In the latest consistently inconsistent move in the UK’s reaction to industry crises, easyJet will receive a £1.4 billion bailout loan, backed by the UK Government, joining on to their previous £600 million loan from the spring of 2020.
The “good” news comes just a week after British Airways became the first to unlock this new found support for the aviation sector from the UK Government.
EasyJet’s £1.4 Billion Bailout Loan
For over 10 months, the UK Government ignored actions from across Europe, Asia and the United States, as governments bailed out the airline and aviation industries, to the tune of billions. US Airlines were handed over $35 billion in bailout funds, KLM and Air France received over €10 billion from the Netherlands and French Governments, and the list goes on.
Now, the UK is getting in on the act, with its second state backed soft-loan, to easyJet.
British Airways received a £2bn government backed bailout loan over the New Year and in doing so became the first “UK” airline to receive a state backed loan from the UK Government since the pandemic brought the industry to its knees. A fresh UK lockdown has only further damaged the sector.
easyJet, the company majority owned by billionaire Stelios Haji-Ioannou receives £1.4 billion in private loans backed in large part by the UK Government Export Development Guarantee platform. The impact of this arrangement is that if easyJet were to default on the £1.4 billion loans, the UK and its taxpayers would be responsible for circa 80% of the amount, to the tune of around £1 billion.

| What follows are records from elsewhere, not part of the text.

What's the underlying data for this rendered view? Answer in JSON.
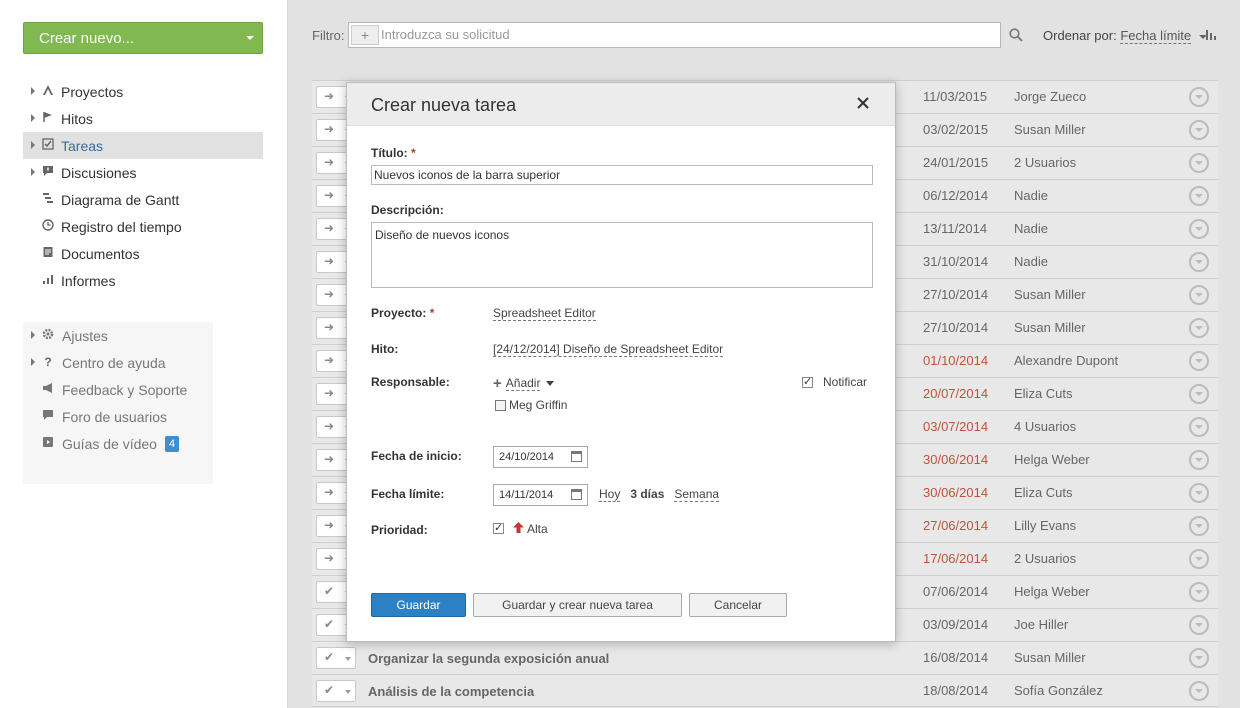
{
  "sidebar": {
    "create_button": "Crear nuevo...",
    "items": [
      {
        "label": "Proyectos",
        "icon": "projects-icon",
        "has_arrow": true
      },
      {
        "label": "Hitos",
        "icon": "flag-icon",
        "has_arrow": true
      },
      {
        "label": "Tareas",
        "icon": "tasks-icon",
        "has_arrow": true,
        "active": true
      },
      {
        "label": "Discusiones",
        "icon": "discussions-icon",
        "has_arrow": true
      },
      {
        "label": "Diagrama de Gantt",
        "icon": "gantt-icon",
        "has_arrow": false
      },
      {
        "label": "Registro del tiempo",
        "icon": "clock-icon",
        "has_arrow": false
      },
      {
        "label": "Documentos",
        "icon": "documents-icon",
        "has_arrow": false
      },
      {
        "label": "Informes",
        "icon": "reports-icon",
        "has_arrow": false
      }
    ],
    "secondary": [
      {
        "label": "Ajustes",
        "icon": "gear-icon",
        "has_arrow": true
      },
      {
        "label": "Centro de ayuda",
        "icon": "help-icon",
        "has_arrow": true
      },
      {
        "label": "Feedback y Soporte",
        "icon": "megaphone-icon",
        "has_arrow": false
      },
      {
        "label": "Foro de usuarios",
        "icon": "forum-icon",
        "has_arrow": false
      },
      {
        "label": "Guías de vídeo",
        "icon": "video-icon",
        "has_arrow": false,
        "badge": "4"
      }
    ]
  },
  "filter": {
    "label": "Filtro:",
    "placeholder": "Introduzca su solicitud",
    "sort_label": "Ordenar por:",
    "sort_value": "Fecha límite"
  },
  "tasks": [
    {
      "title": "",
      "date": "11/03/2015",
      "user": "Jorge Zueco",
      "overdue": false,
      "done": false
    },
    {
      "title": "",
      "date": "03/02/2015",
      "user": "Susan Miller",
      "overdue": false,
      "done": false
    },
    {
      "title": "",
      "date": "24/01/2015",
      "user": "2 Usuarios",
      "overdue": false,
      "done": false
    },
    {
      "title": "",
      "date": "06/12/2014",
      "user": "Nadie",
      "overdue": false,
      "done": false
    },
    {
      "title": "",
      "date": "13/11/2014",
      "user": "Nadie",
      "overdue": false,
      "done": false
    },
    {
      "title": "",
      "date": "31/10/2014",
      "user": "Nadie",
      "overdue": false,
      "done": false
    },
    {
      "title": "",
      "date": "27/10/2014",
      "user": "Susan Miller",
      "overdue": false,
      "done": false
    },
    {
      "title": "",
      "date": "27/10/2014",
      "user": "Susan Miller",
      "overdue": false,
      "done": false
    },
    {
      "title": "",
      "date": "01/10/2014",
      "user": "Alexandre Dupont",
      "overdue": true,
      "done": false
    },
    {
      "title": "",
      "date": "20/07/2014",
      "user": "Eliza Cuts",
      "overdue": true,
      "done": false
    },
    {
      "title": "",
      "date": "03/07/2014",
      "user": "4 Usuarios",
      "overdue": true,
      "done": false
    },
    {
      "title": "",
      "date": "30/06/2014",
      "user": "Helga Weber",
      "overdue": true,
      "done": false
    },
    {
      "title": "",
      "date": "30/06/2014",
      "user": "Eliza Cuts",
      "overdue": true,
      "done": false
    },
    {
      "title": "",
      "date": "27/06/2014",
      "user": "Lilly Evans",
      "overdue": true,
      "done": false
    },
    {
      "title": "",
      "date": "17/06/2014",
      "user": "2 Usuarios",
      "overdue": true,
      "done": false
    },
    {
      "title": "",
      "date": "07/06/2014",
      "user": "Helga Weber",
      "overdue": false,
      "done": true
    },
    {
      "title": "",
      "date": "03/09/2014",
      "user": "Joe Hiller",
      "overdue": false,
      "done": true
    },
    {
      "title": "Organizar la segunda exposición anual",
      "date": "16/08/2014",
      "user": "Susan Miller",
      "overdue": false,
      "done": true
    },
    {
      "title": "Análisis de la competencia",
      "date": "18/08/2014",
      "user": "Sofía González",
      "overdue": false,
      "done": true
    }
  ],
  "modal": {
    "title": "Crear nueva tarea",
    "title_label": "Título:",
    "title_value": "Nuevos iconos de la barra superior",
    "description_label": "Descripción:",
    "description_value": "Diseño de nuevos iconos",
    "project_label": "Proyecto:",
    "project_value": "Spreadsheet Editor",
    "milestone_label": "Hito:",
    "milestone_value": "[24/12/2014] Diseño de Spreadsheet Editor",
    "responsible_label": "Responsable:",
    "add_label": "Añadir",
    "responsible_person": "Meg Griffin",
    "notify_label": "Notificar",
    "start_label": "Fecha de inicio:",
    "start_value": "24/10/2014",
    "due_label": "Fecha límite:",
    "due_value": "14/11/2014",
    "quick_today": "Hoy",
    "quick_3days": "3 días",
    "quick_week": "Semana",
    "priority_label": "Prioridad:",
    "priority_value": "Alta",
    "save_button": "Guardar",
    "save_new_button": "Guardar y crear nueva tarea",
    "cancel_button": "Cancelar"
  }
}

The airline famously already borrowed £600 million earlier in the pandemic, bringing its cheap cash reserve total to £2 billion in loans. If the pandemic has proven anything, its that when cheap cash is floating around, airlines grab it pretty effectively.
Does easyJet need the money? That’s a fair question. The airline is among the most ‘cash rich’ in Europe, and will likely use the ‘cheap’ cash loans to further bolster its strong position as a leading low cost carrier, investing in everything from renewed fleets to technology plays.
For customers, it could spell good news.
In exchange for the UK backing, it’s reported that shareholders agree to forego any dividends until the amount is paid off, so as to avoid public mire. As the second airline in as many weeks to receive significant financial support, a trend appears to be emerging where the UK Government isn’t explicitly ‘bailing out’ the sector, but is now taking an interest in ensuring it survives the pandemic.
How, and to who it divvies out state-backed loans may create yet a further uneven playing field in aviation, but it was hardly level to begin with, anywhere. Virgin Atlantic was previously denied funding because it did not list publicly traded debt in the UK, while WizzAir was able to snap up £300 million. Whether that changes remains to be seen. Expect more bailout news to follow.